You start with the best intentions: You'd genuinely like to know what employees think about what it's like to work in your organization.

So you tip your toe in the water (just a little survey) or go big, spending significant money with an impressive firm that conducts an exhaustive (and, quite frankly, exhausting) employee attitude survey.

Now you've got two major problems:

  1. You've raised expectations. Since you asked employees for their candid feedback, they are now waiting for you to do something. And, by the way, the survey was conducted last week. Why is change taking so long?
  2. Some of the data is clear and actionable--Employees hate the dress code--but a lot of it is confusing and complicated. If employees don't think the performance management program sets them up for success, should the program be changed, or are managers the problem? If employees give low marks to recognition, is a quick fix possible or is the issue more systemic?

And, in many organizations, here's where the whole effort starts to fail. Analysis paralysis sets in. Teams are formed, but they don't have the resources or the authority to make real change. Day-to-day pressures take over, and acting on survey results fades into the background.

No wonder employees get cynical about the whole experience. As one employee told me during a focus group, "Why bother to even take the survey if nothing ever changes?"

Hmm, good point. That's why the first question I always ask senior leaders contemplating an engagement survey is this: "Are you committed to acting on employee feedback?" And my follow-up questions are these:

  • How committed?
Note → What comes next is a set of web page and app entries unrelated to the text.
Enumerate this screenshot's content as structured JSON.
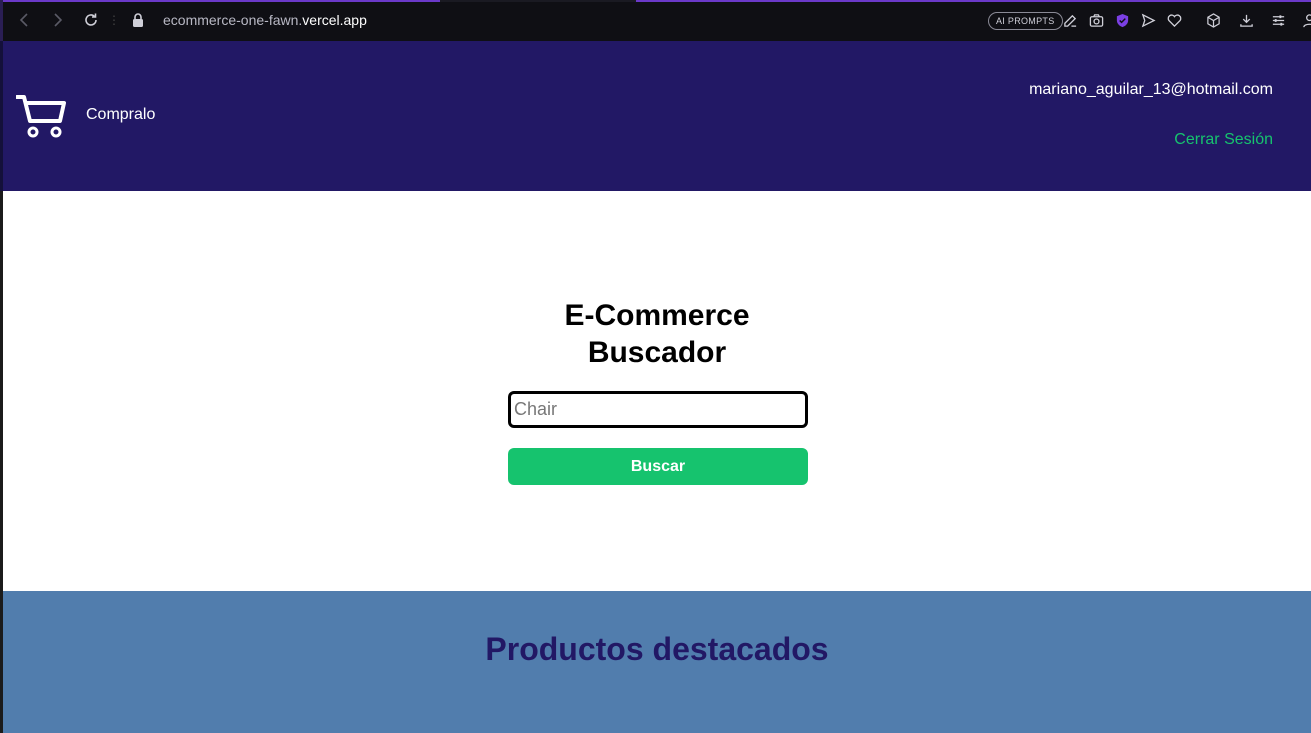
{
  "browser": {
    "url_prefix": "ecommerce-one-fawn.",
    "url_host": "vercel.app",
    "ai_badge": "AI PROMPTS",
    "icons": [
      "back-icon",
      "forward-icon",
      "reload-icon",
      "lock-icon",
      "edit-icon",
      "camera-icon",
      "shield-icon",
      "send-icon",
      "heart-icon",
      "cube-icon",
      "download-icon",
      "settings-icon",
      "profile-icon"
    ],
    "accent": "#6b39c9"
  },
  "header": {
    "brand": "Compralo",
    "user_email": "mariano_aguilar_13@hotmail.com",
    "logout_label": "Cerrar Sesión",
    "background": "#221865",
    "logout_color": "#16c36e"
  },
  "search": {
    "title_line1": "E-Commerce",
    "title_line2": "Buscador",
    "placeholder": "Chair",
    "button_label": "Buscar",
    "button_color": "#16c36e"
  },
  "featured": {
    "title": "Productos destacados",
    "background": "#517dad"
  }
}
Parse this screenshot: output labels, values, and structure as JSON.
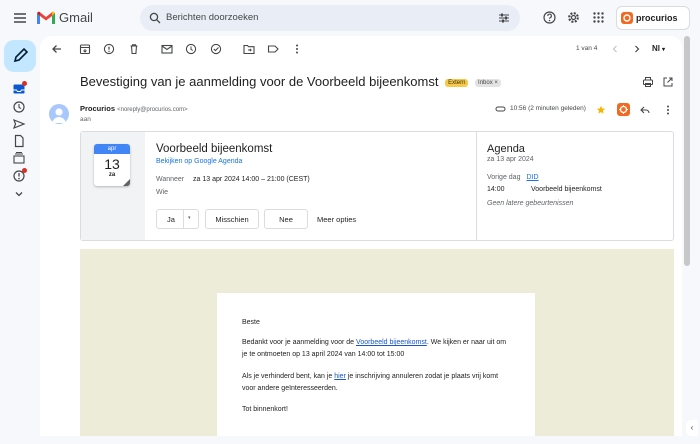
{
  "app": {
    "name": "Gmail"
  },
  "search": {
    "placeholder": "Berichten doorzoeken"
  },
  "account": {
    "brand": "procurios"
  },
  "toolbar": {
    "pager": "1 van 4",
    "lang": "Nl"
  },
  "message": {
    "subject": "Bevestiging van je aanmelding voor de Voorbeeld bijeenkomst",
    "labels": [
      "Extern",
      "Inbox ×"
    ],
    "sender_name": "Procurios",
    "sender_email": "<noreply@procurios.com>",
    "to": "aan",
    "time": "10:56 (2 minuten geleden)"
  },
  "invite": {
    "month": "apr",
    "day": "13",
    "weekday": "za",
    "title": "Voorbeeld bijeenkomst",
    "calendar_link": "Bekijken op Google Agenda",
    "when_label": "Wanneer",
    "when_value": "za 13 apr 2024 14:00 – 21:00 (CEST)",
    "who_label": "Wie",
    "rsvp_yes": "Ja",
    "rsvp_maybe": "Misschien",
    "rsvp_no": "Nee",
    "more_options": "Meer opties"
  },
  "agenda": {
    "title": "Agenda",
    "date": "za 13 apr 2024",
    "prev_day_label": "Vorige dag",
    "prev_day_link": "DID",
    "event_time": "14:00",
    "event_title": "Voorbeeld bijeenkomst",
    "no_more": "Geen latere gebeurtenissen"
  },
  "body": {
    "greeting": "Beste",
    "p1_before": "Bedankt voor je aanmelding voor de ",
    "p1_link": "Voorbeeld bijeenkomst",
    "p1_after": ". We kijken er naar uit om je te ontmoeten op 13 april 2024 van 14:00 tot 15:00",
    "p2_before": "Als je verhinderd bent, kan je ",
    "p2_link": "hier",
    "p2_after": " je inschrijving annuleren zodat je plaats vrij komt voor andere geïnteresseerden.",
    "closing": "Tot binnenkort!"
  }
}
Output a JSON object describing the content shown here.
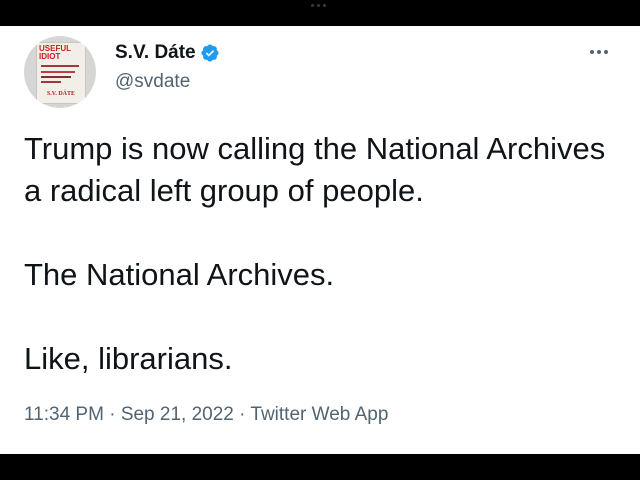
{
  "avatar": {
    "book_title": "USEFUL\nIDIOT",
    "book_author": "S.V. DÁTE"
  },
  "author": {
    "display_name": "S.V. Dáte",
    "handle": "@svdate",
    "verified": true,
    "verified_color": "#1d9bf0"
  },
  "tweet": {
    "paragraphs": [
      "Trump is now calling the National Archives a radical left group of people.",
      "The National Archives.",
      "Like, librarians."
    ]
  },
  "meta": {
    "time": "11:34 PM",
    "separator": "·",
    "date": "Sep 21, 2022",
    "source": "Twitter Web App"
  },
  "colors": {
    "text": "#0f1419",
    "secondary": "#536471",
    "background": "#ffffff",
    "frame": "#000000"
  }
}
Willing to allocate a budget and dedicated head count (and not just HR) to work on an action plan?
  • How candid are you willing to be? Will you share even negative feedback with all employees?
  • Are you ready to make employee engagement a top priority--not just this year, but over the next 10 years?

You get the picture: If the answer to any of these questions is "no," the smart thing to do is skip the survey. Asking employees for their feedback and then doing nothing is far worse than not asking at all.